[Data records for software interfaces]
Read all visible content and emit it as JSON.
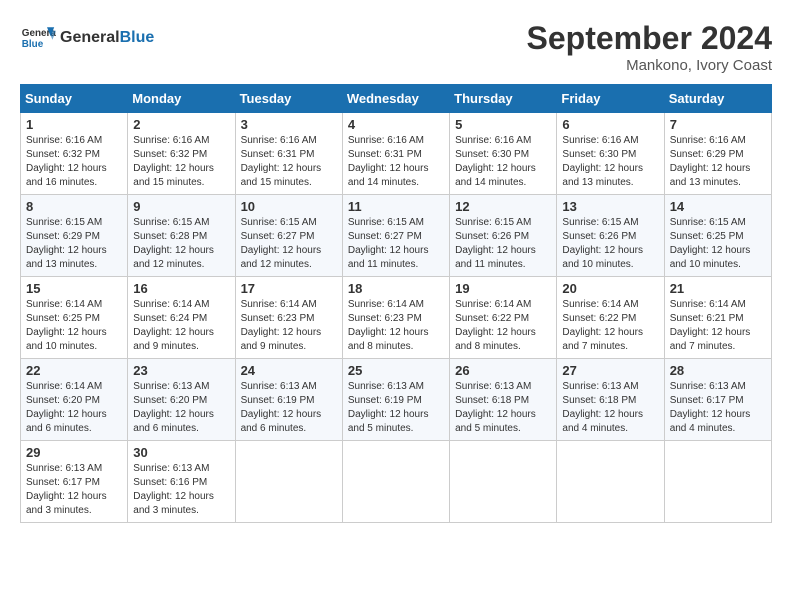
{
  "header": {
    "logo_general": "General",
    "logo_blue": "Blue",
    "month": "September 2024",
    "location": "Mankono, Ivory Coast"
  },
  "weekdays": [
    "Sunday",
    "Monday",
    "Tuesday",
    "Wednesday",
    "Thursday",
    "Friday",
    "Saturday"
  ],
  "weeks": [
    [
      {
        "day": "1",
        "sunrise": "6:16 AM",
        "sunset": "6:32 PM",
        "daylight": "12 hours and 16 minutes."
      },
      {
        "day": "2",
        "sunrise": "6:16 AM",
        "sunset": "6:32 PM",
        "daylight": "12 hours and 15 minutes."
      },
      {
        "day": "3",
        "sunrise": "6:16 AM",
        "sunset": "6:31 PM",
        "daylight": "12 hours and 15 minutes."
      },
      {
        "day": "4",
        "sunrise": "6:16 AM",
        "sunset": "6:31 PM",
        "daylight": "12 hours and 14 minutes."
      },
      {
        "day": "5",
        "sunrise": "6:16 AM",
        "sunset": "6:30 PM",
        "daylight": "12 hours and 14 minutes."
      },
      {
        "day": "6",
        "sunrise": "6:16 AM",
        "sunset": "6:30 PM",
        "daylight": "12 hours and 13 minutes."
      },
      {
        "day": "7",
        "sunrise": "6:16 AM",
        "sunset": "6:29 PM",
        "daylight": "12 hours and 13 minutes."
      }
    ],
    [
      {
        "day": "8",
        "sunrise": "6:15 AM",
        "sunset": "6:29 PM",
        "daylight": "12 hours and 13 minutes."
      },
      {
        "day": "9",
        "sunrise": "6:15 AM",
        "sunset": "6:28 PM",
        "daylight": "12 hours and 12 minutes."
      },
      {
        "day": "10",
        "sunrise": "6:15 AM",
        "sunset": "6:27 PM",
        "daylight": "12 hours and 12 minutes."
      },
      {
        "day": "11",
        "sunrise": "6:15 AM",
        "sunset": "6:27 PM",
        "daylight": "12 hours and 11 minutes."
      },
      {
        "day": "12",
        "sunrise": "6:15 AM",
        "sunset": "6:26 PM",
        "daylight": "12 hours and 11 minutes."
      },
      {
        "day": "13",
        "sunrise": "6:15 AM",
        "sunset": "6:26 PM",
        "daylight": "12 hours and 10 minutes."
      },
      {
        "day": "14",
        "sunrise": "6:15 AM",
        "sunset": "6:25 PM",
        "daylight": "12 hours and 10 minutes."
      }
    ],
    [
      {
        "day": "15",
        "sunrise": "6:14 AM",
        "sunset": "6:25 PM",
        "daylight": "12 hours and 10 minutes."
      },
      {
        "day": "16",
        "sunrise": "6:14 AM",
        "sunset": "6:24 PM",
        "daylight": "12 hours and 9 minutes."
      },
      {
        "day": "17",
        "sunrise": "6:14 AM",
        "sunset": "6:23 PM",
        "daylight": "12 hours and 9 minutes."
      },
      {
        "day": "18",
        "sunrise": "6:14 AM",
        "sunset": "6:23 PM",
        "daylight": "12 hours and 8 minutes."
      },
      {
        "day": "19",
        "sunrise": "6:14 AM",
        "sunset": "6:22 PM",
        "daylight": "12 hours and 8 minutes."
      },
      {
        "day": "20",
        "sunrise": "6:14 AM",
        "sunset": "6:22 PM",
        "daylight": "12 hours and 7 minutes."
      },
      {
        "day": "21",
        "sunrise": "6:14 AM",
        "sunset": "6:21 PM",
        "daylight": "12 hours and 7 minutes."
      }
    ],
    [
      {
        "day": "22",
        "sunrise": "6:14 AM",
        "sunset": "6:20 PM",
        "daylight": "12 hours and 6 minutes."
      },
      {
        "day": "23",
        "sunrise": "6:13 AM",
        "sunset": "6:20 PM",
        "daylight": "12 hours and 6 minutes."
      },
      {
        "day": "24",
        "sunrise": "6:13 AM",
        "sunset": "6:19 PM",
        "daylight": "12 hours and 6 minutes."
      },
      {
        "day": "25",
        "sunrise": "6:13 AM",
        "sunset": "6:19 PM",
        "daylight": "12 hours and 5 minutes."
      },
      {
        "day": "26",
        "sunrise": "6:13 AM",
        "sunset": "6:18 PM",
        "daylight": "12 hours and 5 minutes."
      },
      {
        "day": "27",
        "sunrise": "6:13 AM",
        "sunset": "6:18 PM",
        "daylight": "12 hours and 4 minutes."
      },
      {
        "day": "28",
        "sunrise": "6:13 AM",
        "sunset": "6:17 PM",
        "daylight": "12 hours and 4 minutes."
      }
    ],
    [
      {
        "day": "29",
        "sunrise": "6:13 AM",
        "sunset": "6:17 PM",
        "daylight": "12 hours and 3 minutes."
      },
      {
        "day": "30",
        "sunrise": "6:13 AM",
        "sunset": "6:16 PM",
        "daylight": "12 hours and 3 minutes."
      },
      null,
      null,
      null,
      null,
      null
    ]
  ]
}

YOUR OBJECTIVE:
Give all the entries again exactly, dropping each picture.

YOUR RESPONSE:
Read all visible content and emit it as JSON.
{
  "header": {
    "logo_general": "General",
    "logo_blue": "Blue",
    "month": "September 2024",
    "location": "Mankono, Ivory Coast"
  },
  "weekdays": [
    "Sunday",
    "Monday",
    "Tuesday",
    "Wednesday",
    "Thursday",
    "Friday",
    "Saturday"
  ],
  "weeks": [
    [
      {
        "day": "1",
        "sunrise": "6:16 AM",
        "sunset": "6:32 PM",
        "daylight": "12 hours and 16 minutes."
      },
      {
        "day": "2",
        "sunrise": "6:16 AM",
        "sunset": "6:32 PM",
        "daylight": "12 hours and 15 minutes."
      },
      {
        "day": "3",
        "sunrise": "6:16 AM",
        "sunset": "6:31 PM",
        "daylight": "12 hours and 15 minutes."
      },
      {
        "day": "4",
        "sunrise": "6:16 AM",
        "sunset": "6:31 PM",
        "daylight": "12 hours and 14 minutes."
      },
      {
        "day": "5",
        "sunrise": "6:16 AM",
        "sunset": "6:30 PM",
        "daylight": "12 hours and 14 minutes."
      },
      {
        "day": "6",
        "sunrise": "6:16 AM",
        "sunset": "6:30 PM",
        "daylight": "12 hours and 13 minutes."
      },
      {
        "day": "7",
        "sunrise": "6:16 AM",
        "sunset": "6:29 PM",
        "daylight": "12 hours and 13 minutes."
      }
    ],
    [
      {
        "day": "8",
        "sunrise": "6:15 AM",
        "sunset": "6:29 PM",
        "daylight": "12 hours and 13 minutes."
      },
      {
        "day": "9",
        "sunrise": "6:15 AM",
        "sunset": "6:28 PM",
        "daylight": "12 hours and 12 minutes."
      },
      {
        "day": "10",
        "sunrise": "6:15 AM",
        "sunset": "6:27 PM",
        "daylight": "12 hours and 12 minutes."
      },
      {
        "day": "11",
        "sunrise": "6:15 AM",
        "sunset": "6:27 PM",
        "daylight": "12 hours and 11 minutes."
      },
      {
        "day": "12",
        "sunrise": "6:15 AM",
        "sunset": "6:26 PM",
        "daylight": "12 hours and 11 minutes."
      },
      {
        "day": "13",
        "sunrise": "6:15 AM",
        "sunset": "6:26 PM",
        "daylight": "12 hours and 10 minutes."
      },
      {
        "day": "14",
        "sunrise": "6:15 AM",
        "sunset": "6:25 PM",
        "daylight": "12 hours and 10 minutes."
      }
    ],
    [
      {
        "day": "15",
        "sunrise": "6:14 AM",
        "sunset": "6:25 PM",
        "daylight": "12 hours and 10 minutes."
      },
      {
        "day": "16",
        "sunrise": "6:14 AM",
        "sunset": "6:24 PM",
        "daylight": "12 hours and 9 minutes."
      },
      {
        "day": "17",
        "sunrise": "6:14 AM",
        "sunset": "6:23 PM",
        "daylight": "12 hours and 9 minutes."
      },
      {
        "day": "18",
        "sunrise": "6:14 AM",
        "sunset": "6:23 PM",
        "daylight": "12 hours and 8 minutes."
      },
      {
        "day": "19",
        "sunrise": "6:14 AM",
        "sunset": "6:22 PM",
        "daylight": "12 hours and 8 minutes."
      },
      {
        "day": "20",
        "sunrise": "6:14 AM",
        "sunset": "6:22 PM",
        "daylight": "12 hours and 7 minutes."
      },
      {
        "day": "21",
        "sunrise": "6:14 AM",
        "sunset": "6:21 PM",
        "daylight": "12 hours and 7 minutes."
      }
    ],
    [
      {
        "day": "22",
        "sunrise": "6:14 AM",
        "sunset": "6:20 PM",
        "daylight": "12 hours and 6 minutes."
      },
      {
        "day": "23",
        "sunrise": "6:13 AM",
        "sunset": "6:20 PM",
        "daylight": "12 hours and 6 minutes."
      },
      {
        "day": "24",
        "sunrise": "6:13 AM",
        "sunset": "6:19 PM",
        "daylight": "12 hours and 6 minutes."
      },
      {
        "day": "25",
        "sunrise": "6:13 AM",
        "sunset": "6:19 PM",
        "daylight": "12 hours and 5 minutes."
      },
      {
        "day": "26",
        "sunrise": "6:13 AM",
        "sunset": "6:18 PM",
        "daylight": "12 hours and 5 minutes."
      },
      {
        "day": "27",
        "sunrise": "6:13 AM",
        "sunset": "6:18 PM",
        "daylight": "12 hours and 4 minutes."
      },
      {
        "day": "28",
        "sunrise": "6:13 AM",
        "sunset": "6:17 PM",
        "daylight": "12 hours and 4 minutes."
      }
    ],
    [
      {
        "day": "29",
        "sunrise": "6:13 AM",
        "sunset": "6:17 PM",
        "daylight": "12 hours and 3 minutes."
      },
      {
        "day": "30",
        "sunrise": "6:13 AM",
        "sunset": "6:16 PM",
        "daylight": "12 hours and 3 minutes."
      },
      null,
      null,
      null,
      null,
      null
    ]
  ]
}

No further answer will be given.